*Data listing:*
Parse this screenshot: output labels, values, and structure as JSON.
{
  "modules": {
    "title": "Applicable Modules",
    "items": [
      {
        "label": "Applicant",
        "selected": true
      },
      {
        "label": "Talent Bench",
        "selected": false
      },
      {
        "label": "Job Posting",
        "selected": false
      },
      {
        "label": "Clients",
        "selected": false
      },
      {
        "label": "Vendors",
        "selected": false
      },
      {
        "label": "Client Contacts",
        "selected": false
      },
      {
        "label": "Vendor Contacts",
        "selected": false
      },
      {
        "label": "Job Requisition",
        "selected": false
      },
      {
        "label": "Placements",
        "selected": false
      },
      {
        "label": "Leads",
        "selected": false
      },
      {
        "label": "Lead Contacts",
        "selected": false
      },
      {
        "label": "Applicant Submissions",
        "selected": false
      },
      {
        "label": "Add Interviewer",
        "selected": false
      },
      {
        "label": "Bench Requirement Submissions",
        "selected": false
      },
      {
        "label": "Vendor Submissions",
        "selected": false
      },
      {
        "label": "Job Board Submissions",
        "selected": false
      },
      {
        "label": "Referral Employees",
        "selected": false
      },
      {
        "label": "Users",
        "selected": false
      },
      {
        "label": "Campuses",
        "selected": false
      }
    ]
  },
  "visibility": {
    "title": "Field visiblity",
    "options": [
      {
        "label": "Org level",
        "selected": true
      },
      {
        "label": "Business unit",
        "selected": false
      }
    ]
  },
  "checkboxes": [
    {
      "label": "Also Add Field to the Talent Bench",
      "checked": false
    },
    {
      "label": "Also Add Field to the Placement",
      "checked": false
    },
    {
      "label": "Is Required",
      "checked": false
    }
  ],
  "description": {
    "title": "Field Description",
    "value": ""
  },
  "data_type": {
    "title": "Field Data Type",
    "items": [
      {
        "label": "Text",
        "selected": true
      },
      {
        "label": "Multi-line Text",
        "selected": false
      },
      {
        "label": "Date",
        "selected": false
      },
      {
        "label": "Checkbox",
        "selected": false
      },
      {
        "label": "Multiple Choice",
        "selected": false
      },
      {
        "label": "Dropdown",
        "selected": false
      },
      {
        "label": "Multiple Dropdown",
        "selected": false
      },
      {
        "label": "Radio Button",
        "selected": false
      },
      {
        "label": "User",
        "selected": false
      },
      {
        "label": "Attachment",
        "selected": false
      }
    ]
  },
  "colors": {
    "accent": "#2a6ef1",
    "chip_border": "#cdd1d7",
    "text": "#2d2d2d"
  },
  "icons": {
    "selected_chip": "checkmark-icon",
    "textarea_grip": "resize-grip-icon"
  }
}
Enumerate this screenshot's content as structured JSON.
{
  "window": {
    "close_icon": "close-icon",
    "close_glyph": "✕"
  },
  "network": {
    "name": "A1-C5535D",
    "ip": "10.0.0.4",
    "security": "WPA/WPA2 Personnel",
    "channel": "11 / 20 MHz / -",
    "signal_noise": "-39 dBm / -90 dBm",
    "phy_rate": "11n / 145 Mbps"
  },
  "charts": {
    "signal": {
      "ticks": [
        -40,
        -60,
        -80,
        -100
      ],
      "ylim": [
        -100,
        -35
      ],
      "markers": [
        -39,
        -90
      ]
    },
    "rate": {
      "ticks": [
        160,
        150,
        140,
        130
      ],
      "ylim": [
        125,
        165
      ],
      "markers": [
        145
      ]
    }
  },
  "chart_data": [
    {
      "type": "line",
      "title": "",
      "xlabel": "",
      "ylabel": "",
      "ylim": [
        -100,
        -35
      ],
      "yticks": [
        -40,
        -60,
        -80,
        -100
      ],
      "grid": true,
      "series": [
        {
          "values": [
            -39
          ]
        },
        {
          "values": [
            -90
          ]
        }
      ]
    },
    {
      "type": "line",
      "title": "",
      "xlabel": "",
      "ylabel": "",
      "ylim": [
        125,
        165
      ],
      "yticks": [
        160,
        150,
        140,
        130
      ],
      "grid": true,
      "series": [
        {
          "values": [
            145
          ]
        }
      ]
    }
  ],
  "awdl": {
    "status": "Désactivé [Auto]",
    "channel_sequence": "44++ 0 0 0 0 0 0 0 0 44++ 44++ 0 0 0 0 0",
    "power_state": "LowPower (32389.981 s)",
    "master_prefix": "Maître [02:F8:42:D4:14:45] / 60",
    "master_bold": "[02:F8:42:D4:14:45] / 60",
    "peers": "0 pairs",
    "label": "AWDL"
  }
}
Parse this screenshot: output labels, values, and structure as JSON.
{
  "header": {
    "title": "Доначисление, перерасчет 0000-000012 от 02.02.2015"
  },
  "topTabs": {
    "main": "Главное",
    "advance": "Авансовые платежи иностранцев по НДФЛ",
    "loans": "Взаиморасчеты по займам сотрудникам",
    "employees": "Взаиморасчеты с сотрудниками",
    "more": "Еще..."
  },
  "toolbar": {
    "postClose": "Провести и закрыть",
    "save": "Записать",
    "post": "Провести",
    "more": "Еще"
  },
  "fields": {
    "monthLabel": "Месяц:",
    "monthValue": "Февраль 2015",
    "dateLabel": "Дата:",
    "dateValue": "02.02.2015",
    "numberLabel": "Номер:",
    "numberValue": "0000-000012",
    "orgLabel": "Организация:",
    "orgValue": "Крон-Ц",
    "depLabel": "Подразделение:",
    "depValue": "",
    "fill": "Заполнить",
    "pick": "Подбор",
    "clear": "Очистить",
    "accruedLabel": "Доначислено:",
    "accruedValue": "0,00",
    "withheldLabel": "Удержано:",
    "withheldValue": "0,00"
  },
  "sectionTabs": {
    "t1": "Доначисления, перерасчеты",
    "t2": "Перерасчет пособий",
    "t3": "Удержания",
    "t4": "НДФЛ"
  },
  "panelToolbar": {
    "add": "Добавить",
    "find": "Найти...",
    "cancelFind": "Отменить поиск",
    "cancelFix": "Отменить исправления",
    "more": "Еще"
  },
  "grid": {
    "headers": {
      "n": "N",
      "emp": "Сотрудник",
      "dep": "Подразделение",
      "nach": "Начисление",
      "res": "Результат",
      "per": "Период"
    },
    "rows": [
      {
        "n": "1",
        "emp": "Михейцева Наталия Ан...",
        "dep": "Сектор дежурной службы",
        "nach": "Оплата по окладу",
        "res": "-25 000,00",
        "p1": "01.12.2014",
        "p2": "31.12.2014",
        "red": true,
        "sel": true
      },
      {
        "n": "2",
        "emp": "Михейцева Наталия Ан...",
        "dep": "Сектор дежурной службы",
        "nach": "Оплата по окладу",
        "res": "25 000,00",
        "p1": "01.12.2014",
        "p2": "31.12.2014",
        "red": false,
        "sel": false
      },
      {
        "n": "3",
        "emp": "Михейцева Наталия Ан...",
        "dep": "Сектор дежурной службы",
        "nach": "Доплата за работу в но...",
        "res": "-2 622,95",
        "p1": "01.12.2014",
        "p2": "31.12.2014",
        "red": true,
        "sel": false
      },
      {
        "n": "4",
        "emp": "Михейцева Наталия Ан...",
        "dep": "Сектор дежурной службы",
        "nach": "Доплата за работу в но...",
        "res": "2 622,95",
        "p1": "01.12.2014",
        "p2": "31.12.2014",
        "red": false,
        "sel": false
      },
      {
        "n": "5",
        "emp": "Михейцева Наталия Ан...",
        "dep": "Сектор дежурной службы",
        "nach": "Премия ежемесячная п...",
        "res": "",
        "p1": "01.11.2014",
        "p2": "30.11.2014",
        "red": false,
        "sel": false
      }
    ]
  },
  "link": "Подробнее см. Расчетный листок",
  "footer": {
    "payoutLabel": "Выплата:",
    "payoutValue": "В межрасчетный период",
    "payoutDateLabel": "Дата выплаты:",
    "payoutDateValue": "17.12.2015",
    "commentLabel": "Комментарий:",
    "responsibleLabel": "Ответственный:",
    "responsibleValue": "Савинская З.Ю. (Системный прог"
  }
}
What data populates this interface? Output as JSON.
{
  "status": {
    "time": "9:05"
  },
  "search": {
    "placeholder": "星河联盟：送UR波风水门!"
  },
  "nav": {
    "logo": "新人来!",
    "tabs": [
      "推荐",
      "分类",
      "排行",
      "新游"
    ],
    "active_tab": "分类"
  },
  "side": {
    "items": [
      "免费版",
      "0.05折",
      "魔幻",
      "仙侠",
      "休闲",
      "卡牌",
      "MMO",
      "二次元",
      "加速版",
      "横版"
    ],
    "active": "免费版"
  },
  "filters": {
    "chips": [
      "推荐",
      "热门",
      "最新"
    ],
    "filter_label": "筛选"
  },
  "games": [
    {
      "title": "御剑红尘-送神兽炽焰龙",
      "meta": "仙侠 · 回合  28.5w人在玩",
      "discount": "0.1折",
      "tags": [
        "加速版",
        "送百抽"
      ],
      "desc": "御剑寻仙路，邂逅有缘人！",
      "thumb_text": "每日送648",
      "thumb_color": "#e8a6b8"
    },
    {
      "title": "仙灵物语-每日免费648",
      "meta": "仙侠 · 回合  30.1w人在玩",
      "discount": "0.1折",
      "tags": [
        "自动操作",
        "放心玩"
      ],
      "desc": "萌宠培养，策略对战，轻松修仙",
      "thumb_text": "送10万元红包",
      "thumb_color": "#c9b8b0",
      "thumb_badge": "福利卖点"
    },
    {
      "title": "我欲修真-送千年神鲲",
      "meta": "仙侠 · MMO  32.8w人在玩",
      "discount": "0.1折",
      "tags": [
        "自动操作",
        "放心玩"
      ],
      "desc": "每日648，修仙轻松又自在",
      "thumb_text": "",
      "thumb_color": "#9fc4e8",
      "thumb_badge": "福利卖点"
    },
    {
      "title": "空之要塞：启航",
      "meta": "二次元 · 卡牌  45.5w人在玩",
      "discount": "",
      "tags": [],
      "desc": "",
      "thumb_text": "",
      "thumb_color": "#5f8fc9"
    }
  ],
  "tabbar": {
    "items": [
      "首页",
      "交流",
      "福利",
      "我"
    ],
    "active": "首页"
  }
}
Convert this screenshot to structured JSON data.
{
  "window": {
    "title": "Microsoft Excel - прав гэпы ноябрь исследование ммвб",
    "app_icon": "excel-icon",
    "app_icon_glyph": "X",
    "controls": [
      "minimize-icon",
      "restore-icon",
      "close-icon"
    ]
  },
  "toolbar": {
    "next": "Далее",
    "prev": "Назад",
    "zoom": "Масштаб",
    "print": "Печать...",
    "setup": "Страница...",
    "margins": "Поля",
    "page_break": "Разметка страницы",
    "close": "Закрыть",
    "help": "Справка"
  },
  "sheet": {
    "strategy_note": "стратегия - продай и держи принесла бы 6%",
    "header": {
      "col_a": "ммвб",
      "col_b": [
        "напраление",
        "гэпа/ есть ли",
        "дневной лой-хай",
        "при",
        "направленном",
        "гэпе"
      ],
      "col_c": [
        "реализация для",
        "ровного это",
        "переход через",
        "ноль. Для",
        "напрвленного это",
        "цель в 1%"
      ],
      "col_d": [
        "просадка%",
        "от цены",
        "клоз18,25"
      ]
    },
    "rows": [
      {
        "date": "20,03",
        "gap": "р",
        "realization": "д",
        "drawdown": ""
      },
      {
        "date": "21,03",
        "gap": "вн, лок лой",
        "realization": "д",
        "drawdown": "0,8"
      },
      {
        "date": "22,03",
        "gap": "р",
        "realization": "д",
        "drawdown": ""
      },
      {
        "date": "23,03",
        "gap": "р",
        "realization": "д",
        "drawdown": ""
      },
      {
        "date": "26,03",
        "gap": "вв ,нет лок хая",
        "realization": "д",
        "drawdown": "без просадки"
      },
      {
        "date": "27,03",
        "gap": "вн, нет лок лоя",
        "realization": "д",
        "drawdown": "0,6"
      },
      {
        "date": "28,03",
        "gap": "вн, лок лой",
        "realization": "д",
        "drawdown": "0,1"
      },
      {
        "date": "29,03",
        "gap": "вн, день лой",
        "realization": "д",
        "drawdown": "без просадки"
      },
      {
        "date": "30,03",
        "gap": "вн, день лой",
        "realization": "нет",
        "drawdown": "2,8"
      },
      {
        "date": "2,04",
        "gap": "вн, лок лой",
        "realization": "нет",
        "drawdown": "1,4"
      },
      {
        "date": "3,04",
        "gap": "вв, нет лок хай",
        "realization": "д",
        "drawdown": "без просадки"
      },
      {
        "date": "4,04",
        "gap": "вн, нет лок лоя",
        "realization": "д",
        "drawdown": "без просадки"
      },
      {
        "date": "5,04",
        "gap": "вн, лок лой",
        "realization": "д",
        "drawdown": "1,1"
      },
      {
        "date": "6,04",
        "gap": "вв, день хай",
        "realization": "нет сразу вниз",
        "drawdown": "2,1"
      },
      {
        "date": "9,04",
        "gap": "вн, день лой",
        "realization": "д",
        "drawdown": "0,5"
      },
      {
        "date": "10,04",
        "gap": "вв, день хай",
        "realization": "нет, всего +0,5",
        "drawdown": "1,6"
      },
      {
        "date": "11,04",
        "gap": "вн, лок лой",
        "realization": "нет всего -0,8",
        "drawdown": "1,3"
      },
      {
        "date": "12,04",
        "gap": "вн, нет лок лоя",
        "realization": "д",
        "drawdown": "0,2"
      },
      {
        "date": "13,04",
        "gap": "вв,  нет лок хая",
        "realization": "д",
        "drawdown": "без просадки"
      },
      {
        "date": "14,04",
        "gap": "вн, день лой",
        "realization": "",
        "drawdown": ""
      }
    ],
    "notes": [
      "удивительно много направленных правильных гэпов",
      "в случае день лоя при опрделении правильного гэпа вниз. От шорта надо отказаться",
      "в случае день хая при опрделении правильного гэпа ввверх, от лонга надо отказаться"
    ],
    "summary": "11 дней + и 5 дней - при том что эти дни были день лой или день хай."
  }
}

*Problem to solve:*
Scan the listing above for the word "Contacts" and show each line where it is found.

*Final answer:*
        "label": "Client Contacts",
        "label": "Vendor Contacts",
        "label": "Lead Contacts",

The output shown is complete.